People who work in the manufacturing industry may have more experience with supply chain management, but healthcare systems’ supply chains are a matter of life and death, especially when drug diversion prevention programs aren’t implemented across the whole system.
Most health systems have very complex supply chains for controlled substances, expensive oncology drugs…even drugs in the headlines, such as COVID-19 therapies. All are vulnerable to theft at most of the links in the healthcare supply chain, not just patient care.<
The U.S. Government Accountability Office recognized this threat in its January, 2020 report to the congressional committees.” Although prescription drugs are intended for legitimate medical uses, the prescription drug supply chain may present opportunities for drugs to be averted and abused.”
Considerations for your drug diversion program
Does your team have a strategy for drug diversion prevention and monitoring?
If not, you need to begin now. This study, including data from other hospitals, will help you understand the scope of the problem and see how other organizations are addressing drug diversion prevention.
Does that strategy address cross-functional departments other than patient care?
Healthcare organizations are starting to realize that data from Automated Dispensing Cabinets (ADCs) and Electronic Health Records (EHRs) give just a sliver of the big picture. Information from systems in the pharmacy department, purchasing, billing, employee time systems, and more can provide valuable intelligence on the movement of controlled substances through the organization, exposing possible diversion incidents that might not otherwise be discovered.
Does your organization have effective processes for gathering the complicated reporting mandated by the Drug Enforcement Administration (DEA) or other regulators?
For so many organizations, this is one of the most difficult and time-consuming tasks associated with controlled substances. Some records are on paper; others are locked in departmental systems that don’t share data with one another. Automating reports so that DEA and other regulatory boards’ reporting is simplified and faster may be one of the organization’s biggest wins, especially initially.
Do your diversion specialists spend a lot of time reviewing reports from various systems, and when diversion incidents are discovered, they are weeks to months old?
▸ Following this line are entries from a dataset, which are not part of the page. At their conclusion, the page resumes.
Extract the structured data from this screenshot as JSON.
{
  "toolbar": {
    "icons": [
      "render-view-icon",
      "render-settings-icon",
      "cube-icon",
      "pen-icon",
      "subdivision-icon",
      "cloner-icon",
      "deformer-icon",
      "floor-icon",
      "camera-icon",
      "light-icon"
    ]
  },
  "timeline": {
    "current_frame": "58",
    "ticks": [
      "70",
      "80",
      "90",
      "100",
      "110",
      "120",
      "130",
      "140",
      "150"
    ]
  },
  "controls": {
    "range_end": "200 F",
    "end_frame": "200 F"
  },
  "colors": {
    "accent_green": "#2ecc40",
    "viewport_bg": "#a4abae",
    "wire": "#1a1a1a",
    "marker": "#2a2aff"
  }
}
This is the main issue with relying on ADCs for drug diversion intelligence. While ADC reports flag possible issues, it’s likely after diversion has occurred and is dependent on data as much as four weeks old. Moreover, it is fairly easy for someone who is diverting to avoid detection on these reports, e.g., by spreading their diversion across multiple medications, dosage forms, strengths, and/or locations.
The bottom line is drug movements, from the time your organization receives controlled substances until they are used, wasted, or returned, create vulnerabilities that can only be discovered by solutions that surface high-risk scenarios for immediate investigation. To do that, you need a drug diversion prevention program that spans the whole system, uses machine learning to sift through mountains of data for potential drug diversion incidents, and integrates data from various disparate systems from every link in the supply chain.
To learn more about Sentri7 Drug Diversion, visit our solution page.